Problem :: Could you report every line from the entries that includes the word "JSON"?

Material supplied ::
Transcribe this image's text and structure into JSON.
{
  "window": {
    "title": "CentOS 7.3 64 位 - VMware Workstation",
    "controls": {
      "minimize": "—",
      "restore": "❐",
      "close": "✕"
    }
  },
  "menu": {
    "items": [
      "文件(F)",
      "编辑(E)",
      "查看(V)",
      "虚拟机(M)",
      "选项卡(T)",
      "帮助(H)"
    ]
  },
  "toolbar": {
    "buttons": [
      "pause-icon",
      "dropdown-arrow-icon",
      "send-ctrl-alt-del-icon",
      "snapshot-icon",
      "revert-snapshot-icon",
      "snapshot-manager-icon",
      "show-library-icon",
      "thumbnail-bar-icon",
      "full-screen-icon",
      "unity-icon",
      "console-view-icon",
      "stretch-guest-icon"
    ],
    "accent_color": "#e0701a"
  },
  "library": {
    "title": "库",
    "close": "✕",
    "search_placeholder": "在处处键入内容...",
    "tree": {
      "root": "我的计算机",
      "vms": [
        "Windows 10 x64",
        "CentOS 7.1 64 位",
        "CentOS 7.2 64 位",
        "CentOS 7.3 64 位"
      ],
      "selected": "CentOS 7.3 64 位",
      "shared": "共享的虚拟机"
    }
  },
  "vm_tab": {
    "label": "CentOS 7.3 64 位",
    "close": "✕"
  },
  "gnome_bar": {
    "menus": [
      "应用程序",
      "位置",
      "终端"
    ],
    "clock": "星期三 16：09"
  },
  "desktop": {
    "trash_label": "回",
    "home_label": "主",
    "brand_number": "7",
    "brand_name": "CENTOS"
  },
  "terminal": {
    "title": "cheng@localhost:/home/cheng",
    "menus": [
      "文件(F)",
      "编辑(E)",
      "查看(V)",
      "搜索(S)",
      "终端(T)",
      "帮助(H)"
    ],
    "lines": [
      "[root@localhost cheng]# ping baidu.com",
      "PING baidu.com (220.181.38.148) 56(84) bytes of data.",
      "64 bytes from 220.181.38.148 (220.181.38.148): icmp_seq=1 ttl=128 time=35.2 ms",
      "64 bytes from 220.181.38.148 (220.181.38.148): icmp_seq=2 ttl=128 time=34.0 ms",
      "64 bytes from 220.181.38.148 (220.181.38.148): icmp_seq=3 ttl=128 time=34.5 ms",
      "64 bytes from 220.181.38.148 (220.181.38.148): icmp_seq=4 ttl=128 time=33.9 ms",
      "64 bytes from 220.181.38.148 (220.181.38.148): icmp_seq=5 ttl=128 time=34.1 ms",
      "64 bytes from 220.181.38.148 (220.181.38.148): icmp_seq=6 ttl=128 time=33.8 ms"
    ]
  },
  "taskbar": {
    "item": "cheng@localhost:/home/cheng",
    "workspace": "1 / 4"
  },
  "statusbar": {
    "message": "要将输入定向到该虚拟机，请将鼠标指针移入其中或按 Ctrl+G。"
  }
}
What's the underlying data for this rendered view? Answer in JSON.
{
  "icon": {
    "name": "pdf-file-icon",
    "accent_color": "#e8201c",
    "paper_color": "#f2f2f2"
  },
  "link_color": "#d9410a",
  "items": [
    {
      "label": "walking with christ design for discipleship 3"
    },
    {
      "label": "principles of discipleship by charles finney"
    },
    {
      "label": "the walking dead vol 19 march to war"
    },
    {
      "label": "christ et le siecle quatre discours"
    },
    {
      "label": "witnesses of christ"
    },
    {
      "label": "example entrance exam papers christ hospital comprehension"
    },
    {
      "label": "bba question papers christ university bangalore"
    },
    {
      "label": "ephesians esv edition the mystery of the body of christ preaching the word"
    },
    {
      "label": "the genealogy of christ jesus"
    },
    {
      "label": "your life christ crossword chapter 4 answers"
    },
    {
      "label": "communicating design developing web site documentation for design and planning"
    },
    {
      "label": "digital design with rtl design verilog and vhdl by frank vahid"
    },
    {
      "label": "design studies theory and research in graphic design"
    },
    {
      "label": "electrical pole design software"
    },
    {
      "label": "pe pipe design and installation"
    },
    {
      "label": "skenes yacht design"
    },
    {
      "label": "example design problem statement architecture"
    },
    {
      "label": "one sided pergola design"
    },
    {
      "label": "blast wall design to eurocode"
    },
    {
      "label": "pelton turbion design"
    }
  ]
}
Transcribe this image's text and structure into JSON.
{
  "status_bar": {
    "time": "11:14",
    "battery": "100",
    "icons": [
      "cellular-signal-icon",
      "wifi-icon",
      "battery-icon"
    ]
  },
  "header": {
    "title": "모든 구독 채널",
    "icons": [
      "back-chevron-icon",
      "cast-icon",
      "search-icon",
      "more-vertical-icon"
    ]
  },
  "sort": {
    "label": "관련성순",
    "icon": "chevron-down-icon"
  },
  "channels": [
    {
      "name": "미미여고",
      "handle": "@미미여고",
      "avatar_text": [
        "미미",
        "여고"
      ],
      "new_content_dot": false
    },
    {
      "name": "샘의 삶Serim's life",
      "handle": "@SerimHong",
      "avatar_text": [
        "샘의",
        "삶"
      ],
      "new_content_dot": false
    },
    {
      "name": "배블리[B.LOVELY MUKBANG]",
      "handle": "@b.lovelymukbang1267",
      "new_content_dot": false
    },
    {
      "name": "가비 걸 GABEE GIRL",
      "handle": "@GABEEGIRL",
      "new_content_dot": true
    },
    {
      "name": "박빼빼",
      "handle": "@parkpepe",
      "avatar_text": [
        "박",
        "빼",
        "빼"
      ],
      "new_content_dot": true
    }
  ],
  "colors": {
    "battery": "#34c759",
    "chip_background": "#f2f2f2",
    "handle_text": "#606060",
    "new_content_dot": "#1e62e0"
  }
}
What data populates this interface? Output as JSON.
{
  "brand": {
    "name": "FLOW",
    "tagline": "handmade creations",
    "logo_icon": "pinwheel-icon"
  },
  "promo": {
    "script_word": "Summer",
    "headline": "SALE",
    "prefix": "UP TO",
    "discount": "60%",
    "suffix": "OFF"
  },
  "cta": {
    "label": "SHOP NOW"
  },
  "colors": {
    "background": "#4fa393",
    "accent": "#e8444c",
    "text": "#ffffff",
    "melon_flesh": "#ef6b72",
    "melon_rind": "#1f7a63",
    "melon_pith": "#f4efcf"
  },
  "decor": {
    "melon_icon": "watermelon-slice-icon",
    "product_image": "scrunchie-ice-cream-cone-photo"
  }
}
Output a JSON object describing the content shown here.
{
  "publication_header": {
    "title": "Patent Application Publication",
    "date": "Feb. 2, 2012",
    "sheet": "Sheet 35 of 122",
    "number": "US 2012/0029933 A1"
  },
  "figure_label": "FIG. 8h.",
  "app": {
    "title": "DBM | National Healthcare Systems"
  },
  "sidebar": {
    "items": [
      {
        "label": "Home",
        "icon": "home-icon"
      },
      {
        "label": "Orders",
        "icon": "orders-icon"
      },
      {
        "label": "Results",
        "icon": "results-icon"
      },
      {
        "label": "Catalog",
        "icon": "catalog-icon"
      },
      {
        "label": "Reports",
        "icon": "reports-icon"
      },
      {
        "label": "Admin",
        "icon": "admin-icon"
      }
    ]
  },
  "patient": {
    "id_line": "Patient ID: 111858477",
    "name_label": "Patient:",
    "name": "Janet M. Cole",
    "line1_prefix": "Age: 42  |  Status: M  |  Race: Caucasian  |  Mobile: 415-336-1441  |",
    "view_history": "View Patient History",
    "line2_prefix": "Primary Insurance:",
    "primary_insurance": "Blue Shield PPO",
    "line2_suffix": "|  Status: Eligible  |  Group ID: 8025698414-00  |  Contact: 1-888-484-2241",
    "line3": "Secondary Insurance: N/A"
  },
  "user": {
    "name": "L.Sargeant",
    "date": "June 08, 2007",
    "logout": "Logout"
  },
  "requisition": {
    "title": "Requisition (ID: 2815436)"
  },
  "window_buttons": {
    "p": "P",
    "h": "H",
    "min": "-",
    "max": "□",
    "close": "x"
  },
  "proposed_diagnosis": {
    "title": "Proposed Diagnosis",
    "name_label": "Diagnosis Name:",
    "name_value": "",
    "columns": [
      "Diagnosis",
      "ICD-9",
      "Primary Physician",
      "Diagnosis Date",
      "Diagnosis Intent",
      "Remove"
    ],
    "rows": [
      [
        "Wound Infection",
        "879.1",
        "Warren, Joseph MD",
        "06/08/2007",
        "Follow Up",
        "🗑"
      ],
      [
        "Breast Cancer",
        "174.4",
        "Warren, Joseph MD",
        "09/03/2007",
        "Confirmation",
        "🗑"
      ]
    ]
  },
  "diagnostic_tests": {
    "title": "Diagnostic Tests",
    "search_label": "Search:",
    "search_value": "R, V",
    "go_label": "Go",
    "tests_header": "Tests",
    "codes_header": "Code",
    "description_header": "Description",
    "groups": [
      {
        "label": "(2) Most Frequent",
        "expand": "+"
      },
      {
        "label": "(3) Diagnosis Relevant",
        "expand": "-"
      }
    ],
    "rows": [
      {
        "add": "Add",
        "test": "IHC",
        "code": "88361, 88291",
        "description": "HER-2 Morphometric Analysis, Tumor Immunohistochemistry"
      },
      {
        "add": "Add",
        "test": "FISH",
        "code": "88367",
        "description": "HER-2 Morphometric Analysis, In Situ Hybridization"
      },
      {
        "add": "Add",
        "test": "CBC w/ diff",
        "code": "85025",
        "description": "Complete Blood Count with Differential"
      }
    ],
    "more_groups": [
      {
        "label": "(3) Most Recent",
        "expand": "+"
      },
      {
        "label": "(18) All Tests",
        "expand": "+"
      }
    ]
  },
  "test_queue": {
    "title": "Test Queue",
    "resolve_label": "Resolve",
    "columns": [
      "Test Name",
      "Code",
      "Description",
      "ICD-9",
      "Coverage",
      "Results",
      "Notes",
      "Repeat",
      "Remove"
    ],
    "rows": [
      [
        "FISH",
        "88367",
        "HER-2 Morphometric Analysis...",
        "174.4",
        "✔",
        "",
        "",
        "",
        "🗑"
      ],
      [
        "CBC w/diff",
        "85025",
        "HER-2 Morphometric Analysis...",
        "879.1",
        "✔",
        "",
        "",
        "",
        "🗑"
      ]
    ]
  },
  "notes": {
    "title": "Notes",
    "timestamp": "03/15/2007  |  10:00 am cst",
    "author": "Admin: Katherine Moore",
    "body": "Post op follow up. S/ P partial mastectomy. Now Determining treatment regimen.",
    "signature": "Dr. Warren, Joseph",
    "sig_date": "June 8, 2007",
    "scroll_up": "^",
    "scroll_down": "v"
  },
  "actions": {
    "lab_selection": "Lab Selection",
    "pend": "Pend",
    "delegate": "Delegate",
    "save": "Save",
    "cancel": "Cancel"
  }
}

Answer space ::
Transcribe this image's text and structure into JSON.
What's the underlying data for this rendered view? Answer in JSON.
Transcribe this image's text and structure into JSON.
What data populates this interface? Output as JSON.
Output a JSON object describing the content shown here.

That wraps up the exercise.